WHAT YOU NEED TO DO:
Across the records that follow, determine how many lines contain "Input" and give only the resulting number.

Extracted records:
○ ○ ○ ○ ○
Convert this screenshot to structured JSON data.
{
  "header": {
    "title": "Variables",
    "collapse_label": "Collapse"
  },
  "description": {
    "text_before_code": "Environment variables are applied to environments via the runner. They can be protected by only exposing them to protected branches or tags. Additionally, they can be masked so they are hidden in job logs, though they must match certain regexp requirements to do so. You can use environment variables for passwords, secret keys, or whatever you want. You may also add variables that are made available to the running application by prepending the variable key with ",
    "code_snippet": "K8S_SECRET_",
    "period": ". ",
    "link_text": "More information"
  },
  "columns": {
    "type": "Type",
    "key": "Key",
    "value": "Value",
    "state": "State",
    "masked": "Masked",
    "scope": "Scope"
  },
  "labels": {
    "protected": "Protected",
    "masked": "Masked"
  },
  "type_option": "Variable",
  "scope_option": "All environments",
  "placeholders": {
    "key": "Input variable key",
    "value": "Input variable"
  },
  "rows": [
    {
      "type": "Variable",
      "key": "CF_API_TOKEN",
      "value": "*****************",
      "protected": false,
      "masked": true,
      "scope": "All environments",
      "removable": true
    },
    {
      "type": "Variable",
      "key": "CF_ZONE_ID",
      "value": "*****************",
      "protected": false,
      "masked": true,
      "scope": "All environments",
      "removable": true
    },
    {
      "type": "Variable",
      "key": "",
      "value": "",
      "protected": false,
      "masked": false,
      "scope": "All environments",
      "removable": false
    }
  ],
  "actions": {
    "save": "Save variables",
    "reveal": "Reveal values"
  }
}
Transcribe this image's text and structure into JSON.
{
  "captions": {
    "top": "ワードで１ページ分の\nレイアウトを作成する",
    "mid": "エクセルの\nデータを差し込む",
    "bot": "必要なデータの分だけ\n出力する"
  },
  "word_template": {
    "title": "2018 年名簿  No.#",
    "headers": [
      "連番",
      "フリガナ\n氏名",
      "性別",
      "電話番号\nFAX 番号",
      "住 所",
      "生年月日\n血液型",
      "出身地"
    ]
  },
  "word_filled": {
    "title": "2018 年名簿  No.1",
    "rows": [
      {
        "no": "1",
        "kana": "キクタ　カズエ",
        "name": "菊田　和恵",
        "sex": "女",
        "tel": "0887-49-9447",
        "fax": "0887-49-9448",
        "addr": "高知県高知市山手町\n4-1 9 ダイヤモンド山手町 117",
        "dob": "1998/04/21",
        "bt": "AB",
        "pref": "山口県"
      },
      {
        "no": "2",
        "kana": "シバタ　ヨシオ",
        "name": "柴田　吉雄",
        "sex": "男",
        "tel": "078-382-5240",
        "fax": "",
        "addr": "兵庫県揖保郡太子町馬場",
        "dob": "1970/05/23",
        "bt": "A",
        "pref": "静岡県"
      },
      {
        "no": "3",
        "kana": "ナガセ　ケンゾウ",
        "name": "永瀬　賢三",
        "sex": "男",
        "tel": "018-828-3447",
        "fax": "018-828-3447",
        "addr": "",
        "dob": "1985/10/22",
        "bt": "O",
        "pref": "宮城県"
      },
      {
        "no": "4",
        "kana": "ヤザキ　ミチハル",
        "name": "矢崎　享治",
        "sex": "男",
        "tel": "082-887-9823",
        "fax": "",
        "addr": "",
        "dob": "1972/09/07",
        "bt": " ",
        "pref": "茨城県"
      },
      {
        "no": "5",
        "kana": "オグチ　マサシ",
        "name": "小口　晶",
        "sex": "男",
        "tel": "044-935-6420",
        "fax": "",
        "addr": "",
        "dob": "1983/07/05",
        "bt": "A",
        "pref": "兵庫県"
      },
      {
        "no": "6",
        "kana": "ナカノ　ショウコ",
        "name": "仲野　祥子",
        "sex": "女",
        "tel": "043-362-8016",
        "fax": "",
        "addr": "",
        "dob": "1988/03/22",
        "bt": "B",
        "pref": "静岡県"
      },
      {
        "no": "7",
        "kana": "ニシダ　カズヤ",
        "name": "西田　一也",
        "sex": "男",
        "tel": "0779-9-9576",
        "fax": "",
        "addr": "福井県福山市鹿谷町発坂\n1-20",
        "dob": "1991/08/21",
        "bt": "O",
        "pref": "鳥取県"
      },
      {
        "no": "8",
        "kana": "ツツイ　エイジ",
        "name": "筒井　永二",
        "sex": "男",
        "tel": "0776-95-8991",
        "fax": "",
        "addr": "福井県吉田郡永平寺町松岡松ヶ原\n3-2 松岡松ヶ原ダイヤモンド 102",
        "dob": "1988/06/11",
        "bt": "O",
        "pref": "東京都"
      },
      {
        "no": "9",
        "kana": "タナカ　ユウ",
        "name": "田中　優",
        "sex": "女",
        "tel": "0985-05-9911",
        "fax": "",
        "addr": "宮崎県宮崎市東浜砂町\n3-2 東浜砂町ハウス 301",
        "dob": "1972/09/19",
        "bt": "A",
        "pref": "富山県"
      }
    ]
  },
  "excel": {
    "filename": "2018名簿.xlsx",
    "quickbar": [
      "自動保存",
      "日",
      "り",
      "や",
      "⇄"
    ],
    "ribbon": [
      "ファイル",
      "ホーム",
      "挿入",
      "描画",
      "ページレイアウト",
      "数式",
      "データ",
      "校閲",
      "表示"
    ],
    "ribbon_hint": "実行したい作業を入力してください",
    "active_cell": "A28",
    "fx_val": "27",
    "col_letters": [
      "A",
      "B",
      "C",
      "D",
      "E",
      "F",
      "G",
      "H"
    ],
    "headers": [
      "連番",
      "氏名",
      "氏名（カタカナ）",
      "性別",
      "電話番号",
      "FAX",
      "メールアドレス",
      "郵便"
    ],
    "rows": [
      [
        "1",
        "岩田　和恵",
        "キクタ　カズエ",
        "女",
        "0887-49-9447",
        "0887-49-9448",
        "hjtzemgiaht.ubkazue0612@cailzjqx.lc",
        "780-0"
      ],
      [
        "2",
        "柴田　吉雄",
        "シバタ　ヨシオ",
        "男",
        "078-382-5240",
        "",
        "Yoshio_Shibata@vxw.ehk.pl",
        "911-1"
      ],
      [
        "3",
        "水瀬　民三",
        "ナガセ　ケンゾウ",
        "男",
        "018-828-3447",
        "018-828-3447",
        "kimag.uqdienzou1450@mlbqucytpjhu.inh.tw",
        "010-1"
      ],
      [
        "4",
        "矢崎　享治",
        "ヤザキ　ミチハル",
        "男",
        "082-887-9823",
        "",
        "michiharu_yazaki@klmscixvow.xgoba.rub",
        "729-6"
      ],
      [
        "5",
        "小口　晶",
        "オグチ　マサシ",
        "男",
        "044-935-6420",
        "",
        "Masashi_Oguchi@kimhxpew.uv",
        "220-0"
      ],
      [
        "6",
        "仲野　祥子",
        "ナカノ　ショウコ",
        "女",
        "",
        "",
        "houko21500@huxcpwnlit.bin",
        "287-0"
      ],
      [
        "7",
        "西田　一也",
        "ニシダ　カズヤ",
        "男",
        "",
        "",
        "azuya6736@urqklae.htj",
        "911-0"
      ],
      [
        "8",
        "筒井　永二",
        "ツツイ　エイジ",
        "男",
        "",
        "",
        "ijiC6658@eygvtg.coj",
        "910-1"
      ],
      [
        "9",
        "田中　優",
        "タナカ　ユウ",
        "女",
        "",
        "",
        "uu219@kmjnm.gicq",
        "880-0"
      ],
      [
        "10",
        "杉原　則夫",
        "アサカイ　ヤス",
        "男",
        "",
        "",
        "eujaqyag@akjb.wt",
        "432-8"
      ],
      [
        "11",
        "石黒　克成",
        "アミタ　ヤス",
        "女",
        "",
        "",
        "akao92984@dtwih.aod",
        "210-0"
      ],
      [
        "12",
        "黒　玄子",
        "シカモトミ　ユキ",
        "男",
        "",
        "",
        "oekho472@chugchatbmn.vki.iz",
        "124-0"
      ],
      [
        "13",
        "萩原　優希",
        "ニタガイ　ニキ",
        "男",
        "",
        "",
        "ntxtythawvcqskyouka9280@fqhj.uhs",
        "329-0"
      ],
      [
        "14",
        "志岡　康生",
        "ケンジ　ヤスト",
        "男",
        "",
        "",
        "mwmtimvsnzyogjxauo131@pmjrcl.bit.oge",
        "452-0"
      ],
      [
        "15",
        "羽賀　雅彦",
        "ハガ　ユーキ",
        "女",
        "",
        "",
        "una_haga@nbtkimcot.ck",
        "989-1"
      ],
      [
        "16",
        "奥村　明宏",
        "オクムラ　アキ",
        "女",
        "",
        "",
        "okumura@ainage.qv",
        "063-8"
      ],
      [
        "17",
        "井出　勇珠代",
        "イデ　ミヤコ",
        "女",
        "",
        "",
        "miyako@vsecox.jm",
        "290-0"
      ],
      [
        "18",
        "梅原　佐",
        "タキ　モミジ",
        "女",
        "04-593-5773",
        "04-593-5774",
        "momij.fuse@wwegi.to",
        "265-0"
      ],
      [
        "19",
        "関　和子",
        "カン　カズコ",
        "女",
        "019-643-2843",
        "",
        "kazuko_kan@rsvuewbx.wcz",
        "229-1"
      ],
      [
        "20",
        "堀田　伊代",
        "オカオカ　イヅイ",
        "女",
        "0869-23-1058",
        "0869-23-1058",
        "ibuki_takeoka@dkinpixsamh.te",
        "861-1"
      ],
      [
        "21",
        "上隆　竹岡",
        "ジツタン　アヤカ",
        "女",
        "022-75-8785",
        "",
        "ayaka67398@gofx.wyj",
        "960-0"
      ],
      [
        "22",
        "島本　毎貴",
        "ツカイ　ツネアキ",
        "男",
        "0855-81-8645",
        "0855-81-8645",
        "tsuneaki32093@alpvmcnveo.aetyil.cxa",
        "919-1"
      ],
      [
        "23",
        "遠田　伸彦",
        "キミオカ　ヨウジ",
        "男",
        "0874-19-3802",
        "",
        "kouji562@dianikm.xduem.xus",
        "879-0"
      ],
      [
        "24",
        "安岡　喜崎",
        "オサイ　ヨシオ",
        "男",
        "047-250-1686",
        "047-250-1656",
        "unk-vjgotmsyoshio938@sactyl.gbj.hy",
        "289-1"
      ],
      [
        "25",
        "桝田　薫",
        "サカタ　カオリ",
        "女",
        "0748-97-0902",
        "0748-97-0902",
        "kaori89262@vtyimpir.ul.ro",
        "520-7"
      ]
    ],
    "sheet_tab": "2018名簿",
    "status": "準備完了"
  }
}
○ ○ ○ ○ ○
EXERCISE SOLUTION:
2